After repeated calls from Palestinians, the U.N. Human Rights Council on Wednesday finally released a list of more than 100 companies operating in Israel's West Bank settlements, saying their activities “raised particular human rights concerns.” The move came after repeated delays in the release of the database which lists companies that promote illegal Israeli settlement expansion.
In a statement, it said it had identified 112 business entities which it has reasonable grounds to conclude have ties with Israeli settlements, 94 domiciled in Israel and 18 in six other states. "While the settlements as such are regarded as illegal under international law, this report does not provide a legal characterization of the activities in question, or of business enterprises’ involvement in them," the office of U.N. High Commissioner for Human Rights Michelle Bachelet said.
Palestinians applauded the release of the companies that includes Airbnb, Expedia and TripAdvisor as a "victory for international law and diplomatic efforts."
The database was created by the U.N. Human Rights Council in March 2016 following a 2013 report that found that such enterprises had "directly and indirectly, enabled, facilitated and profited from the construction and growth of the settlements.” However, the report was never published. Israel has portrayed the database as a “blacklist,” fearing its publication could have devastating consequences by driving companies away, deterring others from coming and prompting investors to dump shares of Israeli firms. Israel's campaign against the U.N. has received a big boost from the U.S., whose administration has taken a tough line against the U.N., demanding reforms and withdrawing from the cultural agency UNESCO on the basis of alleged anti-Israel bias.
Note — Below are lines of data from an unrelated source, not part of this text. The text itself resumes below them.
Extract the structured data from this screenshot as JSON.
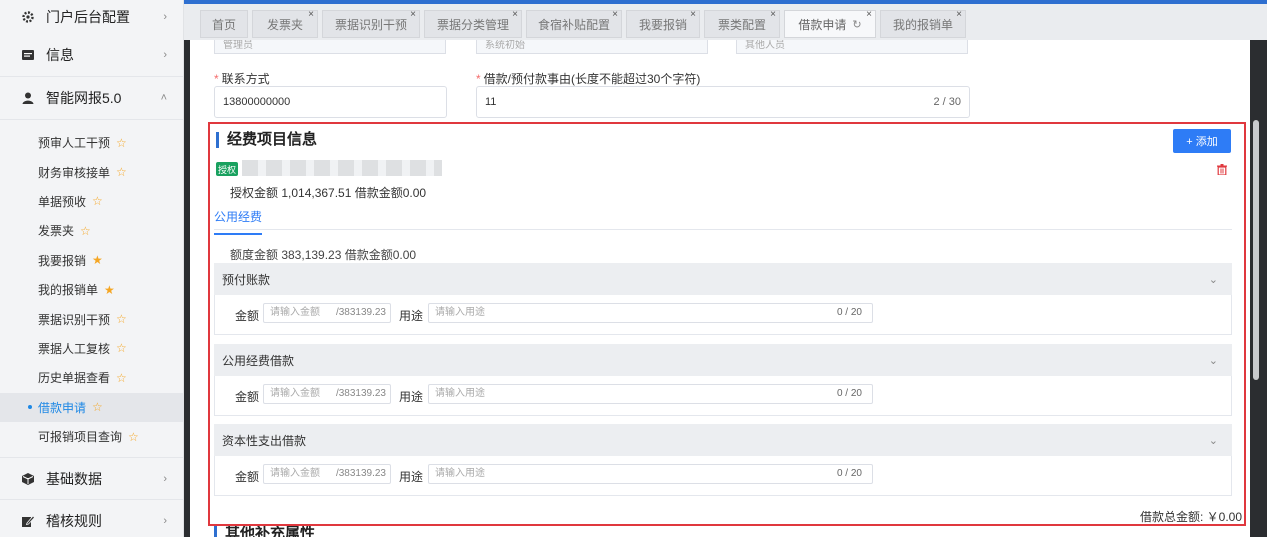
{
  "sidebar": {
    "group_portal": "门户后台配置",
    "group_info": "信息",
    "group_smart": "智能网报5.0",
    "sub_items": [
      {
        "label": "预审人工干预",
        "fav": "☆"
      },
      {
        "label": "财务审核接单",
        "fav": "☆"
      },
      {
        "label": "单据预收",
        "fav": "☆"
      },
      {
        "label": "发票夹",
        "fav": "☆"
      },
      {
        "label": "我要报销",
        "fav": "★"
      },
      {
        "label": "我的报销单",
        "fav": "★"
      },
      {
        "label": "票据识别干预",
        "fav": "☆"
      },
      {
        "label": "票据人工复核",
        "fav": "☆"
      },
      {
        "label": "历史单据查看",
        "fav": "☆"
      },
      {
        "label": "借款申请",
        "fav": "☆"
      },
      {
        "label": "可报销项目查询",
        "fav": "☆"
      }
    ],
    "group_basic": "基础数据",
    "group_audit": "稽核规则"
  },
  "tabs": [
    {
      "label": "首页"
    },
    {
      "label": "发票夹"
    },
    {
      "label": "票据识别干预"
    },
    {
      "label": "票据分类管理"
    },
    {
      "label": "食宿补贴配置"
    },
    {
      "label": "我要报销"
    },
    {
      "label": "票类配置"
    },
    {
      "label": "借款申请"
    },
    {
      "label": "我的报销单"
    }
  ],
  "form": {
    "stub1": "管理员",
    "stub2": "系统初始",
    "stub3": "其他人员",
    "contact_label": "联系方式",
    "contact_value": "13800000000",
    "reason_label": "借款/预付款事由(长度不能超过30个字符)",
    "reason_value": "11",
    "reason_count": "2 / 30"
  },
  "expense": {
    "title": "经费项目信息",
    "add_label": "+ 添加",
    "badge": "授权",
    "auth_line": "授权金额 1,014,367.51 借款金额0.00",
    "subtab": "公用经费",
    "quota_line": "额度金额 383,139.23 借款金额0.00",
    "amount_label": "金额",
    "amount_placeholder": "请输入金额",
    "amount_max": "/383139.23",
    "purpose_label": "用途",
    "purpose_placeholder": "请输入用途",
    "purpose_count": "0 / 20",
    "groups": [
      {
        "title": "预付账款"
      },
      {
        "title": "公用经费借款"
      },
      {
        "title": "资本性支出借款"
      }
    ],
    "total": "借款总金额: ￥0.00"
  },
  "next_section_title": "其他补充属性"
}
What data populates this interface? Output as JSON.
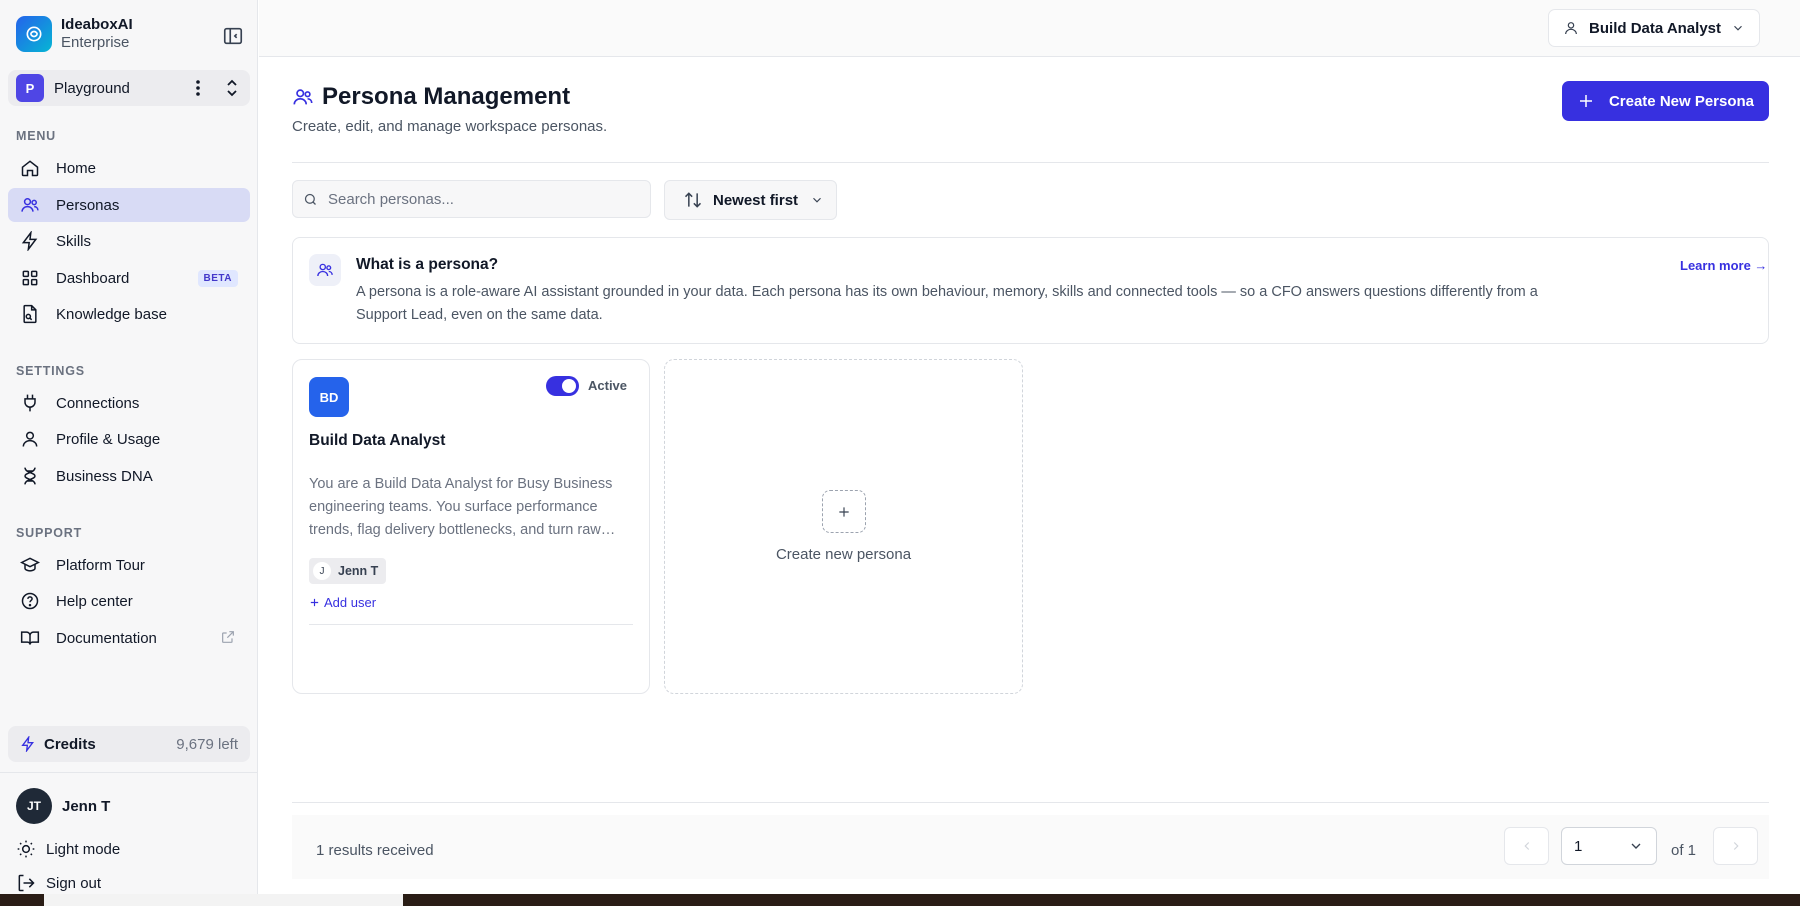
{
  "brand": {
    "name": "IdeaboxAI",
    "plan": "Enterprise"
  },
  "workspace": {
    "initial": "P",
    "name": "Playground"
  },
  "sidebar": {
    "menu_label": "MENU",
    "menu": [
      {
        "label": "Home"
      },
      {
        "label": "Personas"
      },
      {
        "label": "Skills"
      },
      {
        "label": "Dashboard",
        "badge": "BETA"
      },
      {
        "label": "Knowledge base"
      }
    ],
    "settings_label": "SETTINGS",
    "settings": [
      {
        "label": "Connections"
      },
      {
        "label": "Profile & Usage"
      },
      {
        "label": "Business DNA"
      }
    ],
    "support_label": "SUPPORT",
    "support": [
      {
        "label": "Platform Tour"
      },
      {
        "label": "Help center"
      },
      {
        "label": "Documentation"
      }
    ],
    "credits": {
      "label": "Credits",
      "left": "9,679 left"
    },
    "user": {
      "initials": "JT",
      "name": "Jenn T"
    },
    "light_mode": "Light mode",
    "sign_out": "Sign out"
  },
  "topbar": {
    "active_persona": "Build Data Analyst"
  },
  "page": {
    "title": "Persona Management",
    "subtitle": "Create, edit, and manage workspace personas.",
    "create_button": "Create New Persona"
  },
  "filters": {
    "search_placeholder": "Search personas...",
    "sort": "Newest first"
  },
  "info": {
    "title": "What is a persona?",
    "body": "A persona is a role-aware AI assistant grounded in your data. Each persona has its own behaviour, memory, skills and connected tools — so a CFO answers questions differently from a Support Lead, even on the same data.",
    "learn_more": "Learn more →"
  },
  "personas": [
    {
      "initials": "BD",
      "name": "Build Data Analyst",
      "status": "Active",
      "description": "You are a Build Data Analyst for Busy Business engineering teams. You surface performance trends, flag delivery bottlenecks, and turn raw…",
      "user": {
        "initial": "J",
        "name": "Jenn T"
      },
      "add_user": "Add user"
    }
  ],
  "create_card": {
    "label": "Create new persona"
  },
  "pagination": {
    "results": "1 results received",
    "page": "1",
    "of": "of 1"
  },
  "colors": {
    "accent": "#3730e0",
    "active_nav": "#d8dbf5",
    "avatar": "#2563eb"
  }
}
In March 2019, the publication of a U.N. database of companies with business ties to Israeli settlements in the occupied West Bank was delayed, drawing the ire of activists who have campaigned for it for over three years. Zeid Ra’ad al-Hussein, the former U.N. high commissioner for human rights, had already delayed its publication in 2017 before stepping down in August 2018. Palestinian rights groups and trade unions, in a letter dated Feb. 28, 2019, had urged Bachelet to publish the database, saying that further delays would undermine her office and foster what they called an “existing culture of impunity for human rights abuses and internationally recognized crimes in the OPT (Occupied Palestinian Territory).”
The international community regards all Israeli settlements in occupied Palestinian territories to be illegal and a major obstacle to Middle East peace. Israel occupied the West Bank in the 1967 Six-Day War, and hundreds of thousands of Jewish-Israelis are now living in the territory, which is claimed by Palestinians for their future state.